The building originally included the State, War and Navy departments. Today it houses the majority of the White House staff, including aides to the vice president, the Office of Management and Budget and the National Security Council.


I’m just sayin’…maybe they’ve gone over their shredding budget?!

Holy cow! Someone please wager it wasn’t the Vice Presidential offices. Make your bets now!

You lose! Story updated:

But a source with knowledge of the fire said the flames began in a utility closet off Vice President Cheney’s ceremonial office on the second floor. The flames were confined to the closet, but a significant amount of smoke raced through the building, the source said.


Damn I’m good.

Utility closet or…

man-sized safe?

this one might actually have some substance that will stick to someone


So it should have come as no surprise when the New York Times reported last month that David S. Addington, Cheney’s chief of staff and former legal counsel, was among the three White House lawyers who participated in at least one key meeting about the videotapes in 2004.

(For background on Addington, the indomitable and secretive agent of Cheney’s will, see this May 2006 profile by Chitra Ragavan in U.S. News; this July 2006 profile by Jane Mayer in the New Yorker, and my Sept. 5 column.)

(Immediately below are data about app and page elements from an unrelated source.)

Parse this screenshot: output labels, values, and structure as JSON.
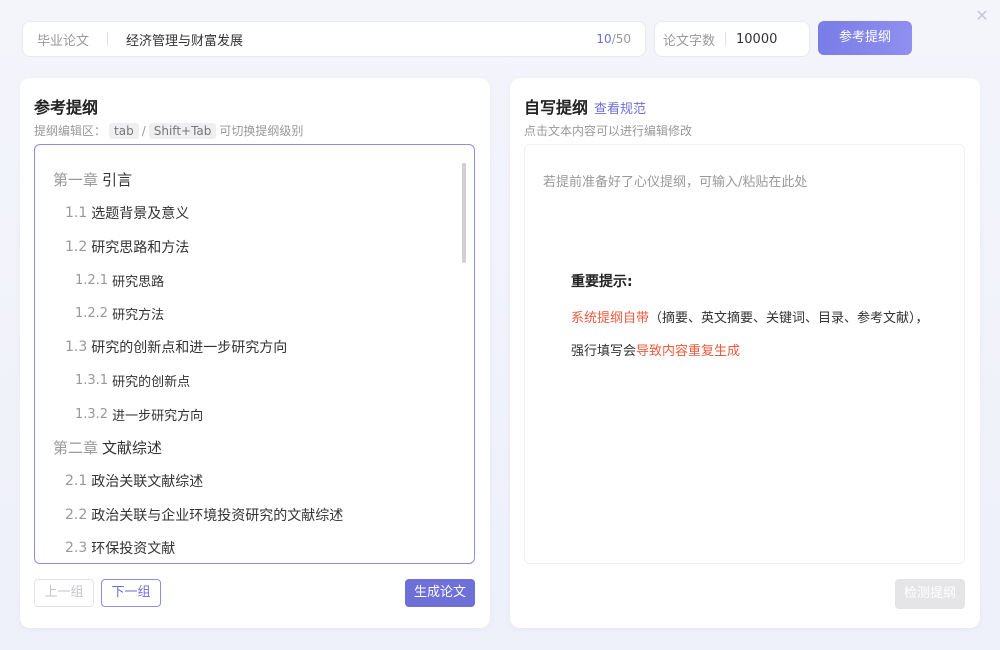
{
  "topbar": {
    "type_label": "毕业论文",
    "title_value": "经济管理与财富发展",
    "count_current": "10",
    "count_max": "/50",
    "words_label": "论文字数",
    "words_value": "10000",
    "ref_button": "参考提纲"
  },
  "left_panel": {
    "title": "参考提纲",
    "sub_prefix": "提纲编辑区：",
    "key_tab": "tab",
    "key_sep": "/",
    "key_shift_tab": "Shift+Tab",
    "sub_suffix": "可切换提纲级别",
    "outline": [
      {
        "num": "第一章",
        "text": "引言",
        "level": 1
      },
      {
        "num": "1.1",
        "text": "选题背景及意义",
        "level": 2
      },
      {
        "num": "1.2",
        "text": "研究思路和方法",
        "level": 2
      },
      {
        "num": "1.2.1",
        "text": "研究思路",
        "level": 3
      },
      {
        "num": "1.2.2",
        "text": "研究方法",
        "level": 3
      },
      {
        "num": "1.3",
        "text": "研究的创新点和进一步研究方向",
        "level": 2
      },
      {
        "num": "1.3.1",
        "text": "研究的创新点",
        "level": 3
      },
      {
        "num": "1.3.2",
        "text": "进一步研究方向",
        "level": 3
      },
      {
        "num": "第二章",
        "text": "文献综述",
        "level": 1
      },
      {
        "num": "2.1",
        "text": "政治关联文献综述",
        "level": 2
      },
      {
        "num": "2.2",
        "text": "政治关联与企业环境投资研究的文献综述",
        "level": 2
      },
      {
        "num": "2.3",
        "text": "环保投资文献",
        "level": 2
      }
    ],
    "prev_button": "上一组",
    "next_button": "下一组",
    "generate_button": "生成论文"
  },
  "right_panel": {
    "title": "自写提纲",
    "link": "查看规范",
    "subtitle": "点击文本内容可以进行编辑修改",
    "placeholder": "若提前准备好了心仪提纲，可输入/粘贴在此处",
    "notice_title": "重要提示:",
    "notice_line1_red": "系统提纲自带",
    "notice_line1_rest": "（摘要、英文摘要、关键词、目录、参考文献），",
    "notice_line2_prefix": "强行填写会",
    "notice_line2_red": "导致内容重复生成",
    "check_button": "检测提纲"
  },
  "close_icon": "close-icon"
}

The initial spin from the White House was that only Harriet E. Miers, then a deputy White House chief of staff, had been briefed about the tapes – and that she had advised against their destruction.

But with anything related to torture, it’s pretty clear the CIA took its orders from Cheney – via Addington. And how plausible is it that, in his exchanges with the CIA, Addington advised against the tapes’ destruction? Or that the CIA would have done it if he had told them not to? Isn’t it more likely that he supported the idea, either overtly or with a nod and a wink?

So one has to wonder what will happen if Addington is hauled in front of a grand jury to testify not just about his relevant conversations with the CIA, but about his conversations with Cheney.


So one has to wonder what will happen if Addington is hauled in front of a grand jury to testify not just about his relevant conversations with the CIA, but about his conversations with Cheney.

He’ll lie. And, if he’s called on it, he’ll get a pardon.


We have a winner.

i resepctfully disagree. i don’t think they can call a grand jury, have them testify and then charge, try and convict anyone of perjury in the next 12 months. By the time any of this shakes out, this ain’t no good anymore

And now for a wonderful Glenn Greenwald riff on Addington’s Tonto over in the DOJ, John Yoo:


It bugs the shit out of me every time I hear or see Yoo held forth as a reasonable proponent of the Administration’s view.

The section of the torture memo where he said it was cool to do anything short of causing major organ failure should be tattoed on his big fat forehead and he should be forced to build a naked Abu Garib style human pyramid with Cheney, Addington, Bush, Rumsfeld et al, every time he speaks. But it won’t happen. Sigh.